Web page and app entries
*****

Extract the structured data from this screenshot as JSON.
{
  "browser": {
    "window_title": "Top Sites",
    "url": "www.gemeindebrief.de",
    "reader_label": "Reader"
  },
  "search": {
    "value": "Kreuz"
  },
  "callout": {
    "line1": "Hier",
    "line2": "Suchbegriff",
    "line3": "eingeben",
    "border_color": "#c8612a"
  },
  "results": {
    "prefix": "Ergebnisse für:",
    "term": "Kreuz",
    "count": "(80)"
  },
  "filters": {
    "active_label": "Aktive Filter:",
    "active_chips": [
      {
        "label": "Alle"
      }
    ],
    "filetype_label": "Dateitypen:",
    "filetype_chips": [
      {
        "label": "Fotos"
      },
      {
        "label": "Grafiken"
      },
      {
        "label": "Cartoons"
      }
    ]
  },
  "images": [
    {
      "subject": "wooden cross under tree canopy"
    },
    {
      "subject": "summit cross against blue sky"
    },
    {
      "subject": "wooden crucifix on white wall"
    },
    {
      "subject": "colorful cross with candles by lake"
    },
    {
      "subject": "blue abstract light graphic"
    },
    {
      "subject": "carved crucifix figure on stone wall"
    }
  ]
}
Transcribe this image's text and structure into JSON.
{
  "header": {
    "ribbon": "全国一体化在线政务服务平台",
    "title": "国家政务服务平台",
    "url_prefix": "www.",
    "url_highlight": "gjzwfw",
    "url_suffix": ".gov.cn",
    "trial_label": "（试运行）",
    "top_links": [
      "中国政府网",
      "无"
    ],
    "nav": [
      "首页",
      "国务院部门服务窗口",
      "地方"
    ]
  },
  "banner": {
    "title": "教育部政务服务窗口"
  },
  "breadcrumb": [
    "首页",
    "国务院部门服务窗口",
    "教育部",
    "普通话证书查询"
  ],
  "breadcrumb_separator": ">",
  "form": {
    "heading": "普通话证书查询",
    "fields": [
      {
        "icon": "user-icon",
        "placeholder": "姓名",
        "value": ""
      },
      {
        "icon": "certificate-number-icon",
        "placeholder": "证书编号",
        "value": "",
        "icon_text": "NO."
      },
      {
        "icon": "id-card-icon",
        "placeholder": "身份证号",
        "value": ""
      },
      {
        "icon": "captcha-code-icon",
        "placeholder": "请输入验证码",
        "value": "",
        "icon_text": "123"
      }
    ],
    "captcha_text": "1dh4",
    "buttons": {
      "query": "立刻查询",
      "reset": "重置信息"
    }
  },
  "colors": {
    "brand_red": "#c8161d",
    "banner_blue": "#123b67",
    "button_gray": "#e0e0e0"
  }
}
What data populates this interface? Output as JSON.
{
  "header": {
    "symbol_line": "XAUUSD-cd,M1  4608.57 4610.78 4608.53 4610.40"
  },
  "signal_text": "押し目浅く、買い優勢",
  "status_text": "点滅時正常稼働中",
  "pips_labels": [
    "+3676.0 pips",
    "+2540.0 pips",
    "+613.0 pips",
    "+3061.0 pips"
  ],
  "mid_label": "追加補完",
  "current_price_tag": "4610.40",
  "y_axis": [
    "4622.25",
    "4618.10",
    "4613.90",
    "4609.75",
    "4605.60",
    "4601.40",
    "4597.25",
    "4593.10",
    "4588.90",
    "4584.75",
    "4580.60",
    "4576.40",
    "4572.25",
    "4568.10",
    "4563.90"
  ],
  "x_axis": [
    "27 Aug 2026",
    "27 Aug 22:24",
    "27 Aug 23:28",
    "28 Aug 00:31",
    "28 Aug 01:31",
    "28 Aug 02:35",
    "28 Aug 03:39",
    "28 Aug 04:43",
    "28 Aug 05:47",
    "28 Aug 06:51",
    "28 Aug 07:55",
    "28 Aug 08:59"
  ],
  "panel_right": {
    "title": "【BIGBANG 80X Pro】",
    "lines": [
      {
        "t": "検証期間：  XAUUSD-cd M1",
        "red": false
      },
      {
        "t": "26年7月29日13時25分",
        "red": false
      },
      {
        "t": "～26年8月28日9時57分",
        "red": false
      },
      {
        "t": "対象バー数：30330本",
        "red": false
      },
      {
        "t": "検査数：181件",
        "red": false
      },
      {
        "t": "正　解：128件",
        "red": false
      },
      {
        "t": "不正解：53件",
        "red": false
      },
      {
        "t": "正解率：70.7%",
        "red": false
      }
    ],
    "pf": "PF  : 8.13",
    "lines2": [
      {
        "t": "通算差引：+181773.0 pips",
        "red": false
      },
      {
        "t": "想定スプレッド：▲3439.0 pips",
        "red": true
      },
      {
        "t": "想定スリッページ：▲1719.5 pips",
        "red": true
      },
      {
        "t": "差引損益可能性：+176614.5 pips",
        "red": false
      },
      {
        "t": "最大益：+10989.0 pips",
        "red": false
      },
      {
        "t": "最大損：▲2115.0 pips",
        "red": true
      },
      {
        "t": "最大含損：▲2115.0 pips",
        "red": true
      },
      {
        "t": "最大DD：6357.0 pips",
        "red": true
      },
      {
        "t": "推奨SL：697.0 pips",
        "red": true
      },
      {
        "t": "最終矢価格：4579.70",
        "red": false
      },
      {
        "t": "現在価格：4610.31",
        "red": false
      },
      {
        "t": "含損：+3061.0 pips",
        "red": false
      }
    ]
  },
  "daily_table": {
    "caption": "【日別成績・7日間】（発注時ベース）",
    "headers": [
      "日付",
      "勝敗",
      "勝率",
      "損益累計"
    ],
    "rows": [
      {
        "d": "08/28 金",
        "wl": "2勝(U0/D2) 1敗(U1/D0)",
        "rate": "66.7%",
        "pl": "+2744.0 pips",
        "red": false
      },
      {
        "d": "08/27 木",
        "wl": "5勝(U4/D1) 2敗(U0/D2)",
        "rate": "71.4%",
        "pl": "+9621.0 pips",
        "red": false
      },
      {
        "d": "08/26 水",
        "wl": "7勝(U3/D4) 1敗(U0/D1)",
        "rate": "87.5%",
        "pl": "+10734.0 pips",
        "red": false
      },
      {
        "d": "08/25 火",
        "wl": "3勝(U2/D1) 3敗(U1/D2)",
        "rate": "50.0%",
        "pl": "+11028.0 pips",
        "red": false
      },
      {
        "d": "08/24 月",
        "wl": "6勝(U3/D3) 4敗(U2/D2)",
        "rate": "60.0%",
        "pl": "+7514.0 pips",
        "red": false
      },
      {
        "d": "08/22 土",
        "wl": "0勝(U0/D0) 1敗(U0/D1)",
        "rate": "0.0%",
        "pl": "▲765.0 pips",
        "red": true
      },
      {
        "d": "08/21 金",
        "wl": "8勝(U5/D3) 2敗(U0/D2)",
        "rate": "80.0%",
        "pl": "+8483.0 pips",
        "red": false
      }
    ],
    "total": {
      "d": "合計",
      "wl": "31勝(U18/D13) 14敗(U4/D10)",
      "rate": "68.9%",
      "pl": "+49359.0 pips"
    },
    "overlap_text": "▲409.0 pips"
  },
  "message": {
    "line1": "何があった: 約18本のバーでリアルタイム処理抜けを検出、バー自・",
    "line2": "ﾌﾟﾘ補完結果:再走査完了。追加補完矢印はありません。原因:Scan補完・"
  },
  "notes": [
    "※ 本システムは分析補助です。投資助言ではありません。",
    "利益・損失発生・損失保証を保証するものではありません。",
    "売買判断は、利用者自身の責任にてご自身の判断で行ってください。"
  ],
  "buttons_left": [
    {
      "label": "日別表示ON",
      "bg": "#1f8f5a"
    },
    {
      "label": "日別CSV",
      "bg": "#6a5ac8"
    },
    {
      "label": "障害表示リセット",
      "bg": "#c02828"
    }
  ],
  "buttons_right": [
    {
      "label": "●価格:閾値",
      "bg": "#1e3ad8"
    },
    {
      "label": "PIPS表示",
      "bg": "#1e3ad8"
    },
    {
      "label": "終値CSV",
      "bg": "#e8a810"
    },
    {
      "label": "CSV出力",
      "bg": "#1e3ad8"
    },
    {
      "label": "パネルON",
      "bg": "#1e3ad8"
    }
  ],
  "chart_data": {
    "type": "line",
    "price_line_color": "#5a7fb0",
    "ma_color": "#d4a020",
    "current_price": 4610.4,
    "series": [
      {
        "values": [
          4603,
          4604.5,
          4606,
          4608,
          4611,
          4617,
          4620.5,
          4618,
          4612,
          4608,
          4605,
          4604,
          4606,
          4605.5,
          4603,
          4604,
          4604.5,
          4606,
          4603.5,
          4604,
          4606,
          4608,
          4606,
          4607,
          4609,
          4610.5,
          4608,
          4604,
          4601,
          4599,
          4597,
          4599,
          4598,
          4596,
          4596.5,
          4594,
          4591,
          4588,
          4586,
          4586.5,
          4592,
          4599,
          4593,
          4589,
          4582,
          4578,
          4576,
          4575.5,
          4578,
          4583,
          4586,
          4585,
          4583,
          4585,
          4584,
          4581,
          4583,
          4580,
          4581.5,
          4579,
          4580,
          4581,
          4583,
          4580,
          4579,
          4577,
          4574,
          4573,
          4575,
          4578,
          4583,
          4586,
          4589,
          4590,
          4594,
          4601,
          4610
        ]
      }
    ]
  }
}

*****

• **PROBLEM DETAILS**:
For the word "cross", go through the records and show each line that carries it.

• **ANSWER TO THE PROBLEM**:
      "subject": "wooden cross under tree canopy"
      "subject": "summit cross against blue sky"
      "subject": "colorful cross with candles by lake"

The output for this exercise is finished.